Will the Revolution be Televised?

By Phil Chafer, 2 October 2008

The revolution in TV communication is already here. The once humble TV capable of a simple one-way delivery of information has developed into a sophisticated 2-way interactive medium. But how many people out there have noticed? More importantly how many have benefited?

The elite versus popular dichotomy is one familiar to those debating the cultural impact of television. From the advent of the BBC's first terrestrial channel we saw the Reithian mission to educate pitted against a fear of populist entertainment. The more terrestrial and satellite channels, the more the 'purist' fears intensified. The polarisation was one of the `progressive' nature of TV as the magic lantern that transfixed imaginations, straddling generation gaps and normal social boundaries versus the lowest common denominator - the force that killed the art of conversation, and which brought sex violence and bad language into the parlours of the pious. The independent commercial channels posed a threat when they mixed entertainment with the capitalist emphasis on the market - TV advertisements were primed to sell, sell, sell. The liberal agenda of Channel 4 confirmed Mary Whitehouse's worst fears and the moral debate again focused.

Paralleling these debates were changes in political manipulation within government and television hierarchies. Sky is explicitly pursuing its key mission - to sell advertising space. While the government more hopefully exerts pressure within the BBC. The elite versus popular dichotomy has shifted into the 'controllers' versus the `businessmen'. Murdoch being the epitome of the latter. Social control or viewer control is the agenda of the microcosm (the living room).

Yet the institution of national television networks has never been in jeopardy, why? Viewers have little influence over content and only a semblance of democratic control.

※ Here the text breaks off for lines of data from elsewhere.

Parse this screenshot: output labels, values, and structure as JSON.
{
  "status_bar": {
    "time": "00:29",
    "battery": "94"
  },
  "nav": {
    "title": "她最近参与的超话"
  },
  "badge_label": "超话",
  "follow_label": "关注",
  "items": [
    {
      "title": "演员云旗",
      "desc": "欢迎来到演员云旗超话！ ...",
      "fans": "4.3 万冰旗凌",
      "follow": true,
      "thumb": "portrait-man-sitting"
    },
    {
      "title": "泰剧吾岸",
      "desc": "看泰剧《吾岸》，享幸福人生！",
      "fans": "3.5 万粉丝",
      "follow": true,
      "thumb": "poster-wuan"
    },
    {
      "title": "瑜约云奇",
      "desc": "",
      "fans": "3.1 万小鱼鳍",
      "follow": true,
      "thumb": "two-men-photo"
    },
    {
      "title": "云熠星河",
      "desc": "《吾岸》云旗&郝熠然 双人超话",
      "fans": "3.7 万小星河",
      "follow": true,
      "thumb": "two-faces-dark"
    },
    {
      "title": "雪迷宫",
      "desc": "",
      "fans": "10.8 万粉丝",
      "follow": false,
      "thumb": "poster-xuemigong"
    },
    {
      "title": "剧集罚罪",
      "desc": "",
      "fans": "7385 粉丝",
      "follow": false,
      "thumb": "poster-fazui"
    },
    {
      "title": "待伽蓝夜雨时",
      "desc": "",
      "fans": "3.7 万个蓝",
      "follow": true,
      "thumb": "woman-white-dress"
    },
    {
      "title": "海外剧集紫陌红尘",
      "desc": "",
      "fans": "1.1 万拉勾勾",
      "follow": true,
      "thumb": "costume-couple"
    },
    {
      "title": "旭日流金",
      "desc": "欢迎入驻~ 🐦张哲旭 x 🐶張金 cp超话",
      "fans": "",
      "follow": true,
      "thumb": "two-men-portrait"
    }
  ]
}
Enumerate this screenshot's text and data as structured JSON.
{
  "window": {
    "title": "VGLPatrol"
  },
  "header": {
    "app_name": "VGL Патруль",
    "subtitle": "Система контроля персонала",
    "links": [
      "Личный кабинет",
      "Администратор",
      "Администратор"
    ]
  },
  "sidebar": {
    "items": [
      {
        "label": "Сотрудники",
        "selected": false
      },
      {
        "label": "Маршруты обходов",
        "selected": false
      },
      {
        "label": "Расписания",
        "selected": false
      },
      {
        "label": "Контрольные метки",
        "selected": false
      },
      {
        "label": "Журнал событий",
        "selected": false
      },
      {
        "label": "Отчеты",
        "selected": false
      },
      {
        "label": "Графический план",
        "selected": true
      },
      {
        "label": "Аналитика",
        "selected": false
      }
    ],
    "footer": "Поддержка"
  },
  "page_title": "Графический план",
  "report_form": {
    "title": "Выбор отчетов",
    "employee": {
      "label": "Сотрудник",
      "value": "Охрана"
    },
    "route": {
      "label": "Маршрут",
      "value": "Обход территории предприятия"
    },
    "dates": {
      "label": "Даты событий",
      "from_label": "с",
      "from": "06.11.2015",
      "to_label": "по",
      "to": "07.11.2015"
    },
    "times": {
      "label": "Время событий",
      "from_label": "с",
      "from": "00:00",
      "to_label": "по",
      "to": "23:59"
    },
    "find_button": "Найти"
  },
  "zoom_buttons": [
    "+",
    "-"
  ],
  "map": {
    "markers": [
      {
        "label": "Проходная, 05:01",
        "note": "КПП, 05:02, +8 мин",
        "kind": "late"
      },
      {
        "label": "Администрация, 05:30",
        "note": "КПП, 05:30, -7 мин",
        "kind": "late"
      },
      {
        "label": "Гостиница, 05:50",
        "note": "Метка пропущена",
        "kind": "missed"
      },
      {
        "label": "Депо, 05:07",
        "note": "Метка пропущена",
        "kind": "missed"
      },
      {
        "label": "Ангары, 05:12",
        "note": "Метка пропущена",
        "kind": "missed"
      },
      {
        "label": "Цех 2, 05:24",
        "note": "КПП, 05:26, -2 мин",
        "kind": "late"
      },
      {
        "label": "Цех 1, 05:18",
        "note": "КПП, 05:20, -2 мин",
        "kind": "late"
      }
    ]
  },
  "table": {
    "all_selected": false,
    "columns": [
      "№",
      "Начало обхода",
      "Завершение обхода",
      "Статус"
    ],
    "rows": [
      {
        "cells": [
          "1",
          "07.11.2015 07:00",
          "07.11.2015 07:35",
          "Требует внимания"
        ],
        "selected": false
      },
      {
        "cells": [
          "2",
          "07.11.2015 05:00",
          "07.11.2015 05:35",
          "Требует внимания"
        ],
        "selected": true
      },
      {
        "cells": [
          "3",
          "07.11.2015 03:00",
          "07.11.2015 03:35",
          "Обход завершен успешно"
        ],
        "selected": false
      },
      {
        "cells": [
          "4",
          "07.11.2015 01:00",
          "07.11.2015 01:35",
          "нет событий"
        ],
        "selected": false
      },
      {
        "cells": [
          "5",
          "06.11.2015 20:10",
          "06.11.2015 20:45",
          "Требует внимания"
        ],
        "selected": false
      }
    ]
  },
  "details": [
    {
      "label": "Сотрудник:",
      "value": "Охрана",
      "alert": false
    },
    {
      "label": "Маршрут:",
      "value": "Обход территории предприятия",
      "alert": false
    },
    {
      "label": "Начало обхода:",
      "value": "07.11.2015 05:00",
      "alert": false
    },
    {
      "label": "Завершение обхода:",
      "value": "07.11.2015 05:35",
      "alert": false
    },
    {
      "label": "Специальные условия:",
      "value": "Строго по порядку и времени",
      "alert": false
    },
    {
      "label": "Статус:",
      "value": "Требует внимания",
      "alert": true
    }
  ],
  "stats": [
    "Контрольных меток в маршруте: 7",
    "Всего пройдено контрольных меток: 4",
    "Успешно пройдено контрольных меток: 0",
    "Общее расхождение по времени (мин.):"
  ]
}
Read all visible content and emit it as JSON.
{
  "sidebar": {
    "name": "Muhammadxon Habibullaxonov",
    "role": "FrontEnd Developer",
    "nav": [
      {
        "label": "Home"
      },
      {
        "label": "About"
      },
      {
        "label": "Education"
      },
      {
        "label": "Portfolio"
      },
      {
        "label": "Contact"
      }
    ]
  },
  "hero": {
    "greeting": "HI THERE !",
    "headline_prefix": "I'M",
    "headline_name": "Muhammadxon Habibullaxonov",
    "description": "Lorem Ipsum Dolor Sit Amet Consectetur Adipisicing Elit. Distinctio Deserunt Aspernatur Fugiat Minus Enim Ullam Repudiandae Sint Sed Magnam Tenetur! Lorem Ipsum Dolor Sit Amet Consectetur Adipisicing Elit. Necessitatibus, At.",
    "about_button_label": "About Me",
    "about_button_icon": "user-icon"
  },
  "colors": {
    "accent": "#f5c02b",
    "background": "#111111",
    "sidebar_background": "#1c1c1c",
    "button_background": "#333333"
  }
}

The TV has however developed its own cultural framework underpinned by the schedule as the ultimate in the homogenised living room culture, we have the national ubiquity of the broadcasting networks; everywhere, at the same time, the known, pre-defined broadcast information (only the plug being pulled on live shows transgressing rules of conduct). At a cost, the discerning viewer can buy in satellite channels as an alternative schedule but how long before this too becomes a feature of every front room?

The next big step away from scheduled broadcasting is the interactive TV system. Open access channels appear to be the most direct threat to institutionally controlled broadcasting as they produce an I anarchic' simulation of the existing system. Interactive TV however, in its many guises, suggests radical departures from traditional modes of production and consumption including the schedule and the concept of the channel. The trend towards interaction (CDrom, CDi, games consoles) is already without definition a procedure that traditional TV has slowly started to exploit. Children's shows have phone-in interactive virtual reality games, Mazda, Elle and Mitsubishi have commercials designed to be recorded and viewed later. Thus illustrating the twin pressures exerting influence on ranges of service, improvements as a result of scientific and technical improvements and consumer lead initiatives. Which is the prime mover? There is no doubt that there has been a general revolution (or swift evolution) in communications technology. TV at present remains a throwback to the pre-digital era of analogue systems but with the development of HDTV and the sophistication of broadcast technology information that describes a television image will in the near future be a widely available form of digital multimedia. The solipsistic space of broadcast entertainment is soon to become as intelligent and accessible as the internet already provides. With the media hype surrounding the internet (the sexiest network for the metrosexual broadsheet reader) the future of TV became a fresh cultural concern as well as a lucrative business. Cable companies have delivered high bandwidth 'video on demand' systems direct into homes allowing complete although selective unscheduled viewing. Other systems mimic this by delivering bespoke polarised schedules, an unequivocal cause for concern. Soon to be available national over-the-air systems extend the teletext concept and allow play-as-you-watch scenarios. It is the latter together with editorial gimmicks and home shopping facilities that catch the headlines but these are obvious by-issues. The important cultural debate no longer rests on high versus low moral issues but on the underlying concept of 'Fat Controller'. Who if anyone decides what is seen and what is available, the 'institution' of televisual information again becomes an issue and not an conclusion.

What does this mean for the 'average' household, perhaps it is the biggest threat to the 4.4 person family unit since television invaded the post meat-and-two-veg chit chat. What will little Johnny have left in common with the old man should they never of had a shared viewing experience? For over thirty years the television has been the centre of most household's social gatherings. Computer games companies and Hollywood videos both exploit it yet without a definable schedule or mode of viewing to return to the television as a domestic focus is up for grabs. The technology is there to transform the television into the most intelligent machine in the house but will underpinning philosophies keep pace with business exploitation? The activity of watching the television is going to be revolutionised but it remains to be seen whether those in charge will grasp the philosophical possibilities as well as the fast buck. Will the revolution be participated in or will it be watched?